Toggle Commented Dec 6, 2011 on Social Media ROI Hypocrisy at Web Ink Now
I think David (MScott) is right- sometime how you react to what has happened, will determine the severity of what really happened. Having sex with others, while you're in a relationship, is a horrible thing. Being unfaithful, makes you lose your partner's trust, and could have legal implications. That's what happened. There are several ways to handle what happened, to minimize the effect, for example: 1. The David Letterman way: Get up on stage, and confess, before it gets out of hand. 2. The Bill Clinton way: deny it publicly for as long as possible, and then be remembered forever as a "dress stainer". The reaction choice is now yours. Sure, it is a lot smarter to preserve your integrity, and your "brand" (@kay plantes), but that's is a bit late for that. I think the Letterman way of handling the situation he stupidly put himself into, is the right one. The PR effect is reflected well in the press (@amanda) - it will be a story with an end, and a couple of years from now the whole thing will be erased from public memory. As opposed to the Bill Clinton story.
@davidKoopmans Absolutely right! I never said what they were doing is smart, but if they have an online debate, this topic will definitely get good page ranking.
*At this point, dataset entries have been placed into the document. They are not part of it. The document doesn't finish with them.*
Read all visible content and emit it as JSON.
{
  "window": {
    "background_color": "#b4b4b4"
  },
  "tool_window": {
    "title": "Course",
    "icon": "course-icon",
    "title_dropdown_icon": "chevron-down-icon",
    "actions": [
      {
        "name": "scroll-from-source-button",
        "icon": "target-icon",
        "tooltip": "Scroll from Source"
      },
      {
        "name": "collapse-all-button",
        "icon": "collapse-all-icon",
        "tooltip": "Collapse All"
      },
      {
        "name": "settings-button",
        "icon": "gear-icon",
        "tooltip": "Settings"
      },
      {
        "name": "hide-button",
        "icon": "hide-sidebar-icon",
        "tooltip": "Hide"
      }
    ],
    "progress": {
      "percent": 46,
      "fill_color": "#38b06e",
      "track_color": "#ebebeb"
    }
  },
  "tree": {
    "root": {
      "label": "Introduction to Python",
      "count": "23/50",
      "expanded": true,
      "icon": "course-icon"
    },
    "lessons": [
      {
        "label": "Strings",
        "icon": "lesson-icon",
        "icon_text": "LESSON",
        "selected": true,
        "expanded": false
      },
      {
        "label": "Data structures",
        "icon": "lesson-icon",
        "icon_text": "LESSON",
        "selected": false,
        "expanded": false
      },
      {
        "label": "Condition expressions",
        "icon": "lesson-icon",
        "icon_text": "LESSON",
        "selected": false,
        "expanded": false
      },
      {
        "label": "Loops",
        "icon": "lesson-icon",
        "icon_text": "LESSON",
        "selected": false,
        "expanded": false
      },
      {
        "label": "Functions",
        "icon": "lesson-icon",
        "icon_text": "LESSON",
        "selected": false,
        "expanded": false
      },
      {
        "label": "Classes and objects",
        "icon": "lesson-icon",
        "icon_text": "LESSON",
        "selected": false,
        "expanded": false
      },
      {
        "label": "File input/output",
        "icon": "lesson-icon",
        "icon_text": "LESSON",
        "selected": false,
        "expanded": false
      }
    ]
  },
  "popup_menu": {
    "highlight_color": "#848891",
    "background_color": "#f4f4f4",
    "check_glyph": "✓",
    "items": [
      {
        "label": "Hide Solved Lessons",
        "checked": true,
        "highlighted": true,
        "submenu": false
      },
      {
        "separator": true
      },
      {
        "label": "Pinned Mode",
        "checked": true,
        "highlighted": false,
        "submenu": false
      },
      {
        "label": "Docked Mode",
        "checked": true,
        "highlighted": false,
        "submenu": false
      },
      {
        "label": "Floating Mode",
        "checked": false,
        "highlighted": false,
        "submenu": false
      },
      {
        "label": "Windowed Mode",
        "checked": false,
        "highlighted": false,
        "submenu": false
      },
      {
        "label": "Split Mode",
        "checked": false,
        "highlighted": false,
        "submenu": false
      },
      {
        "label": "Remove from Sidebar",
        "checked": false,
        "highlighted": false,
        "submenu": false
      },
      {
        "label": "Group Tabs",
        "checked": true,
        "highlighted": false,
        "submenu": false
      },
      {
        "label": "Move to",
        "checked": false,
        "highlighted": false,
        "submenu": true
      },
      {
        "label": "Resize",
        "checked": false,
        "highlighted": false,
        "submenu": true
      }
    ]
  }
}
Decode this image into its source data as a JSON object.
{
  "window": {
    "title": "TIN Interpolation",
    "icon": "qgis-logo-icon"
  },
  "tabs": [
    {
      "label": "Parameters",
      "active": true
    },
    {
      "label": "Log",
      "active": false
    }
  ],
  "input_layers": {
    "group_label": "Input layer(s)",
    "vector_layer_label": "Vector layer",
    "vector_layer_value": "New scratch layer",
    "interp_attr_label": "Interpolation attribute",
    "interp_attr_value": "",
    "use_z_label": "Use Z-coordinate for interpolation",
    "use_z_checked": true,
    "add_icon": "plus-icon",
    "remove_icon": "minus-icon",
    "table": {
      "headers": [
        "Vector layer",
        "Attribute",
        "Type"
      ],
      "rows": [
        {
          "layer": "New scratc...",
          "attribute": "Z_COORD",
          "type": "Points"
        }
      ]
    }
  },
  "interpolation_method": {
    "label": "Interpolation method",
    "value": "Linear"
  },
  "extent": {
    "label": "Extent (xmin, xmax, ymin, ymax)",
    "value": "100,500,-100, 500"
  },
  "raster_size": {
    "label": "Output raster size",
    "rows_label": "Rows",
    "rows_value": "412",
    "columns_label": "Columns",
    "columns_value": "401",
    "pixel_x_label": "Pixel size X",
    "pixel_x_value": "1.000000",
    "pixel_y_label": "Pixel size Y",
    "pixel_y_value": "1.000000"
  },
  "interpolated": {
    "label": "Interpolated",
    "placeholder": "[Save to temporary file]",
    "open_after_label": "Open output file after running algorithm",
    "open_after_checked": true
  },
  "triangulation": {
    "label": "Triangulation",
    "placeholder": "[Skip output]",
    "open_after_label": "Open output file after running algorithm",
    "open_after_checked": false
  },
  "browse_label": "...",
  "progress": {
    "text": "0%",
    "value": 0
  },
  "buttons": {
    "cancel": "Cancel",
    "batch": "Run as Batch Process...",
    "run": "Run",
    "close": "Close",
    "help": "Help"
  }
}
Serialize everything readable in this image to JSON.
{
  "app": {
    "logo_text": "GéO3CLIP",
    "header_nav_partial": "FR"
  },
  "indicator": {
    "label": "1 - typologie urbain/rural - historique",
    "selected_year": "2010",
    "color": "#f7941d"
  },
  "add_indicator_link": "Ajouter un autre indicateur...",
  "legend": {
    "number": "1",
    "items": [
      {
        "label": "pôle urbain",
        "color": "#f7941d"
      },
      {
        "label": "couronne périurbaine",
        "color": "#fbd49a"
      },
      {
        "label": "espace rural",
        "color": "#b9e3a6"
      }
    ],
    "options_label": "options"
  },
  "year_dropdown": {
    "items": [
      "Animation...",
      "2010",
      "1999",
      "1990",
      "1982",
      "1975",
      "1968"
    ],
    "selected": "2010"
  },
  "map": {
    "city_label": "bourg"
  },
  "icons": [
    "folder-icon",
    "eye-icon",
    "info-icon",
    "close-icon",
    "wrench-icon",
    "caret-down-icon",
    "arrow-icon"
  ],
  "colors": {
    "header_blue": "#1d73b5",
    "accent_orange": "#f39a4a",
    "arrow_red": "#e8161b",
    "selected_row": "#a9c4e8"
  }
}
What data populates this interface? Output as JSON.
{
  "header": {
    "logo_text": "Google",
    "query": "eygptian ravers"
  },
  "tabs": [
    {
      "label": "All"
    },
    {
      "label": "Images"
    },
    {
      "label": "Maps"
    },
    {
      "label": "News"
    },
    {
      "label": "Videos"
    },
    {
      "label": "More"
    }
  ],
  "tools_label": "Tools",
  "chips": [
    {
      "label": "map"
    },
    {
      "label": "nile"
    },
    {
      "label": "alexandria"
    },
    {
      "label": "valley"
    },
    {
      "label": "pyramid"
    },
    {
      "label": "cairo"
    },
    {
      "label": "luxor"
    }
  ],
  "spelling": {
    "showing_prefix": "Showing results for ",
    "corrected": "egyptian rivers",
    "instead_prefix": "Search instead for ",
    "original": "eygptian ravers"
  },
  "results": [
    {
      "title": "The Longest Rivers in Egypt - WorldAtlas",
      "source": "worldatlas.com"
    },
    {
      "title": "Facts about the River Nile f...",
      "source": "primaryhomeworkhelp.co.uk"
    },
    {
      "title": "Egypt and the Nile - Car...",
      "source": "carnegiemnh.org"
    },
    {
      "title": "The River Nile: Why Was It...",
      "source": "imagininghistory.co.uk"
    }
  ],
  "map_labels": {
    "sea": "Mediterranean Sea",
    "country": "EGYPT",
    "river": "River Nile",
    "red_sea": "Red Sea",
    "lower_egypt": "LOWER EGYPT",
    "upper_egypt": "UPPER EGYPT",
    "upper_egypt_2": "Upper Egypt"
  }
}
Better not respond online, respond offline, and get bloggers to talk about the response.
Some would say: "It's a publicity stunt". Regardless to the company's social media activity, it looks like they have created an emotion-evoking campaign, right or wrong is irrelevant, because the idea was to evoke a strong emotion and get people talking about the brand(in this case - Outrage). Cotton On maybe not so good at responding to the angry mob, but what they are good at is using the social media gods (AKA @DMscott)to write about them, and put up pictures of their other products, and link to their website... you get my point. It is always easier to get forgiveness than to get permission. They will probably eventually say "sorry", we'll forgive them and buy other cute T-Shirts with slogans about boobs. If the company had to respond to the outrage on Twitter, I think it would have made matter worse. My approach would have been: Let everyone get it all out, then come up with a public apology, explaining it was all a mistake, and giving a nice public donation to the appropriate charity. Win-Win.